▶ Work item
In the entries below, count every line containing "watermark". Reply with the number alone.

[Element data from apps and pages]
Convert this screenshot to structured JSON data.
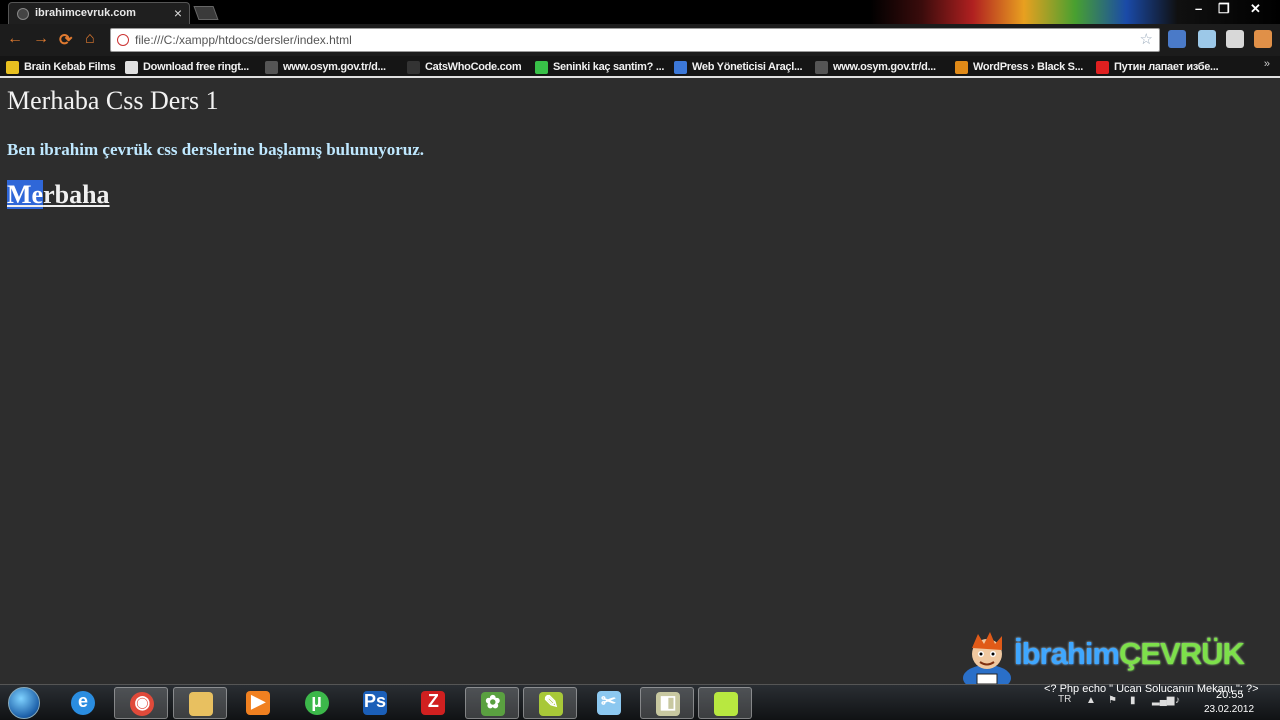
{
  "browser": {
    "tab_title": "ibrahimcevruk.com",
    "tab_close": "×",
    "window_controls": [
      "–",
      "❐",
      "✕"
    ],
    "url": "file:///C:/xampp/htdocs/dersler/index.html",
    "nav": {
      "back": "←",
      "forward": "→",
      "reload": "⟳",
      "home": "⌂"
    }
  },
  "bookmarks": [
    {
      "label": "Brain Kebab Films",
      "icon_color": "#e8c020"
    },
    {
      "label": "Download free ringt...",
      "icon_color": "#e0e0e0"
    },
    {
      "label": "www.osym.gov.tr/d...",
      "icon_color": "#555555"
    },
    {
      "label": "CatsWhoCode.com",
      "icon_color": "#333333"
    },
    {
      "label": "Seninki kaç santim? ...",
      "icon_color": "#38c048"
    },
    {
      "label": "Web Yöneticisi Araçl...",
      "icon_color": "#3c78d8"
    },
    {
      "label": "www.osym.gov.tr/d...",
      "icon_color": "#555555"
    },
    {
      "label": "WordPress › Black S...",
      "icon_color": "#e08a18"
    },
    {
      "label": "Путин лапает избе...",
      "icon_color": "#e02020"
    }
  ],
  "bookmarks_more": "»",
  "page": {
    "heading": "Merhaba Css Ders 1",
    "paragraph": "Ben ibrahim çevrük css derslerine başlamış bulunuyoruz.",
    "link_selected": "Me",
    "link_rest": "rbaha"
  },
  "watermark": {
    "first": "İbrahim",
    "last": "ÇEVRÜK"
  },
  "taskbar": {
    "apps": [
      {
        "name": "internet-explorer",
        "color": "#2a8de0",
        "glyph": "e",
        "active": false
      },
      {
        "name": "chrome",
        "color": "#e04a3a",
        "glyph": "◉",
        "active": true
      },
      {
        "name": "file-explorer",
        "color": "#e8c060",
        "glyph": "",
        "active": true
      },
      {
        "name": "media-player",
        "color": "#f08020",
        "glyph": "▶",
        "active": false
      },
      {
        "name": "utorrent",
        "color": "#3cb84a",
        "glyph": "µ",
        "active": false
      },
      {
        "name": "photoshop",
        "color": "#1b5fb8",
        "glyph": "Ps",
        "active": false
      },
      {
        "name": "filezilla",
        "color": "#d02020",
        "glyph": "Z",
        "active": false
      },
      {
        "name": "msn-messenger",
        "color": "#5aa040",
        "glyph": "✿",
        "active": true
      },
      {
        "name": "notepad",
        "color": "#a8c838",
        "glyph": "✎",
        "active": true
      },
      {
        "name": "snipping-tool",
        "color": "#8cc8f0",
        "glyph": "✂",
        "active": false
      },
      {
        "name": "camtasia",
        "color": "#c8c8a0",
        "glyph": "◧",
        "active": true
      },
      {
        "name": "sticky-notes",
        "color": "#b8e840",
        "glyph": "",
        "active": true
      }
    ],
    "tray_tooltip": "<? Php echo \" Ucan Solucanın Mekanı \"; ?>",
    "language": "TR",
    "time": "20:55",
    "date": "23.02.2012"
  }
}
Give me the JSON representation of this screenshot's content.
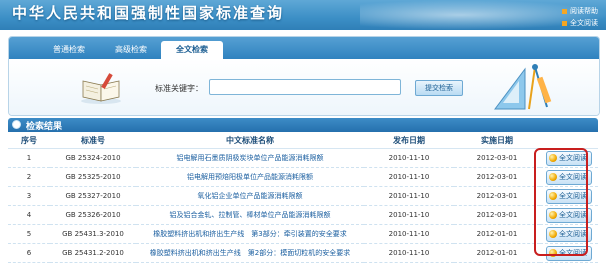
{
  "header": {
    "title": "中华人民共和国强制性国家标准查询",
    "links": [
      "阅读帮助",
      "全文阅读"
    ]
  },
  "tabs": [
    {
      "label": "普通检索",
      "active": false
    },
    {
      "label": "高级检索",
      "active": false
    },
    {
      "label": "全文检索",
      "active": true
    }
  ],
  "search": {
    "keyword_label": "标准关键字：",
    "keyword_value": "",
    "submit_label": "提交检索"
  },
  "results": {
    "title": "检索结果",
    "columns": [
      "序号",
      "标准号",
      "中文标准名称",
      "发布日期",
      "实施日期",
      ""
    ],
    "rows": [
      {
        "no": "1",
        "code": "GB 25324-2010",
        "name": "铝电解用石墨质阴极炭块单位产品能源消耗限额",
        "pub": "2010-11-10",
        "impl": "2012-03-01",
        "action": "全文阅读"
      },
      {
        "no": "2",
        "code": "GB 25325-2010",
        "name": "铝电解用预焙阳极单位产品能源消耗限额",
        "pub": "2010-11-10",
        "impl": "2012-03-01",
        "action": "全文阅读"
      },
      {
        "no": "3",
        "code": "GB 25327-2010",
        "name": "氧化铝企业单位产品能源消耗限额",
        "pub": "2010-11-10",
        "impl": "2012-03-01",
        "action": "全文阅读"
      },
      {
        "no": "4",
        "code": "GB 25326-2010",
        "name": "铝及铝合金轧、拉制管、棒材单位产品能源消耗限额",
        "pub": "2010-11-10",
        "impl": "2012-03-01",
        "action": "全文阅读"
      },
      {
        "no": "5",
        "code": "GB 25431.3-2010",
        "name": "橡胶塑料挤出机和挤出生产线　第3部分：牵引装置的安全要求",
        "pub": "2010-11-10",
        "impl": "2012-01-01",
        "action": "全文阅读"
      },
      {
        "no": "6",
        "code": "GB 25431.2-2010",
        "name": "橡胶塑料挤出机和挤出生产线　第2部分：模面切粒机的安全要求",
        "pub": "2010-11-10",
        "impl": "2012-01-01",
        "action": "全文阅读"
      }
    ]
  },
  "colors": {
    "header_blue": "#3c8fc6",
    "link_blue": "#1b5fa0",
    "highlight_red": "#c81e1e"
  }
}
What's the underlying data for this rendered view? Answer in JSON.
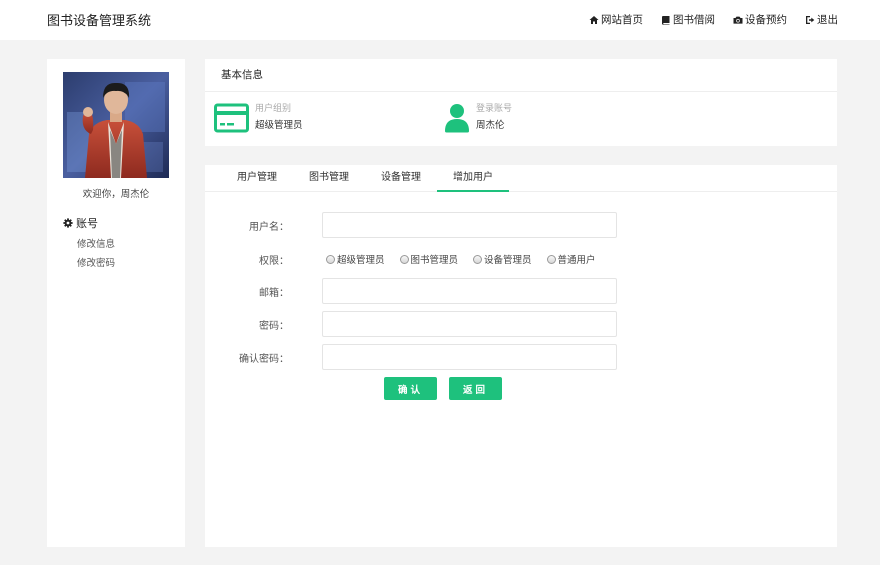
{
  "app": {
    "title": "图书设备管理系统"
  },
  "topnav": [
    {
      "label": "网站首页",
      "icon": "home-icon"
    },
    {
      "label": "图书借阅",
      "icon": "book-icon"
    },
    {
      "label": "设备预约",
      "icon": "camera-icon"
    },
    {
      "label": "退出",
      "icon": "logout-icon"
    }
  ],
  "sidebar": {
    "welcome": "欢迎你，周杰伦",
    "section": "账号",
    "links": [
      "修改信息",
      "修改密码"
    ]
  },
  "info": {
    "title": "基本信息",
    "group_label": "用户组别",
    "group_value": "超级管理员",
    "account_label": "登录账号",
    "account_value": "周杰伦"
  },
  "tabs": [
    "用户管理",
    "图书管理",
    "设备管理",
    "增加用户"
  ],
  "active_tab": "增加用户",
  "form": {
    "username_label": "用户名：",
    "username_value": "",
    "permission_label": "权限：",
    "permission_options": [
      "超级管理员",
      "图书管理员",
      "设备管理员",
      "普通用户"
    ],
    "email_label": "邮箱：",
    "email_value": "",
    "password_label": "密码：",
    "password_value": "",
    "confirm_label": "确认密码：",
    "confirm_value": "",
    "confirm_button": "确认",
    "back_button": "返回"
  },
  "colors": {
    "accent": "#1ec17d",
    "background": "#f3f3f3"
  }
}
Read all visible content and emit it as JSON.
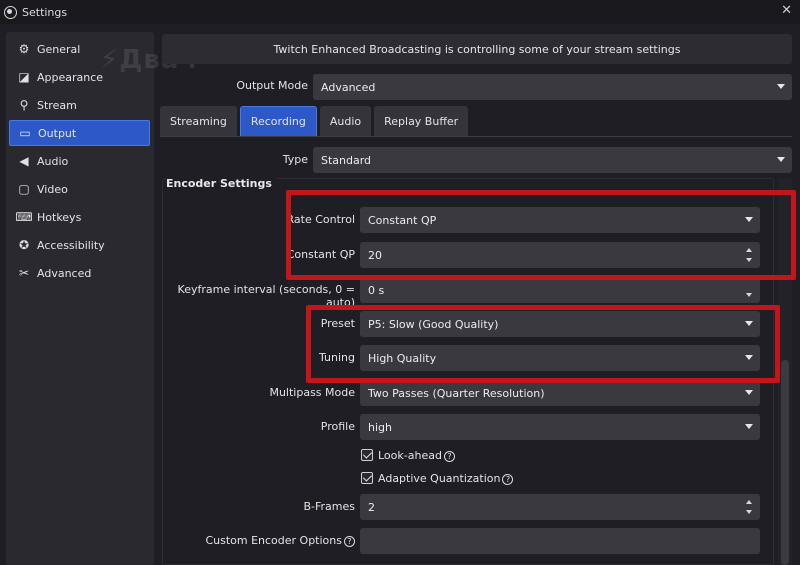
{
  "window": {
    "title": "Settings",
    "close": "✕"
  },
  "watermark": "⚡Двач",
  "sidebar": {
    "items": [
      {
        "label": "General",
        "icon": "⚙"
      },
      {
        "label": "Appearance",
        "icon": "◪"
      },
      {
        "label": "Stream",
        "icon": "⚲"
      },
      {
        "label": "Output",
        "icon": "▭"
      },
      {
        "label": "Audio",
        "icon": "◀"
      },
      {
        "label": "Video",
        "icon": "▢"
      },
      {
        "label": "Hotkeys",
        "icon": "⌨"
      },
      {
        "label": "Accessibility",
        "icon": "✪"
      },
      {
        "label": "Advanced",
        "icon": "✂"
      }
    ],
    "active": "Output"
  },
  "banner": "Twitch Enhanced Broadcasting is controlling some of your stream settings",
  "output_mode": {
    "label": "Output Mode",
    "value": "Advanced"
  },
  "tabs": [
    "Streaming",
    "Recording",
    "Audio",
    "Replay Buffer"
  ],
  "active_tab": "Recording",
  "type": {
    "label": "Type",
    "value": "Standard"
  },
  "encoder": {
    "title": "Encoder Settings",
    "rate_control": {
      "label": "Rate Control",
      "value": "Constant QP"
    },
    "constant_qp": {
      "label": "Constant QP",
      "value": "20"
    },
    "keyframe": {
      "label": "Keyframe interval (seconds, 0 = auto)",
      "value": "0 s"
    },
    "preset": {
      "label": "Preset",
      "value": "P5: Slow (Good Quality)"
    },
    "tuning": {
      "label": "Tuning",
      "value": "High Quality"
    },
    "multipass": {
      "label": "Multipass Mode",
      "value": "Two Passes (Quarter Resolution)"
    },
    "profile": {
      "label": "Profile",
      "value": "high"
    },
    "look_ahead": {
      "label": "Look-ahead",
      "checked": true
    },
    "adaptive_quant": {
      "label": "Adaptive Quantization",
      "checked": true
    },
    "bframes": {
      "label": "B-Frames",
      "value": "2"
    },
    "custom_options": {
      "label": "Custom Encoder Options",
      "value": ""
    }
  },
  "help_glyph": "?",
  "colors": {
    "accent": "#2c58c8",
    "highlight": "#c4151b",
    "panel": "#2a2930"
  }
}
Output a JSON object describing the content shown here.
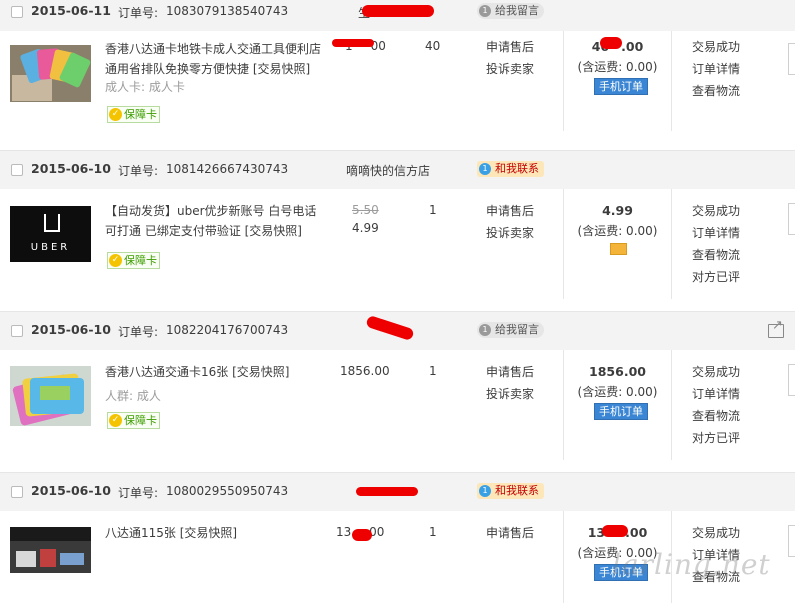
{
  "labels": {
    "order_no": "订单号:",
    "guarantee": "保障卡",
    "shipping_fee": "(含运费: 0.00)",
    "mobile_order": "手机订单"
  },
  "orders": [
    {
      "date": "2015-06-11",
      "order_no": "1083079138540743",
      "shop": "生",
      "msg": "给我留言",
      "title": "香港八达通卡地铁卡成人交通工具便利店通用省排队免换零方便快捷 [交易快照]",
      "attr": "成人卡: 成人卡",
      "price": "1",
      "price_suffix": "00",
      "qty": "40",
      "services": [
        "申请售后",
        "投诉卖家"
      ],
      "total": "46",
      "total_suffix": ".00",
      "ops": [
        "交易成功",
        "订单详情",
        "查看物流"
      ]
    },
    {
      "date": "2015-06-10",
      "order_no": "1081426667430743",
      "shop": "嘀嘀快的信方店",
      "msg": "和我联系",
      "title": "【自动发货】uber优步新账号 白号电话可打通 已绑定支付带验证 [交易快照]",
      "old_price": "5.50",
      "price": "4.99",
      "qty": "1",
      "services": [
        "申请售后",
        "投诉卖家"
      ],
      "total": "4.99",
      "ops": [
        "交易成功",
        "订单详情",
        "查看物流",
        "对方已评"
      ],
      "logo_text": "UBER"
    },
    {
      "date": "2015-06-10",
      "order_no": "1082204176700743",
      "shop": "",
      "msg": "给我留言",
      "title": "香港八达通交通卡16张 [交易快照]",
      "attr": "人群: 成人",
      "price": "1856.00",
      "qty": "1",
      "services": [
        "申请售后",
        "投诉卖家"
      ],
      "total": "1856.00",
      "ops": [
        "交易成功",
        "订单详情",
        "查看物流",
        "对方已评"
      ]
    },
    {
      "date": "2015-06-10",
      "order_no": "1080029550950743",
      "shop": "",
      "msg": "和我联系",
      "title": "八达通115张 [交易快照]",
      "price": "13",
      "price_suffix": ".00",
      "qty": "1",
      "services": [
        "申请售后"
      ],
      "total": "13",
      "total_suffix": ".00",
      "ops": [
        "交易成功",
        "订单详情",
        "查看物流"
      ]
    }
  ],
  "watermark": "larling.net"
}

▶ Reply to the exercise
3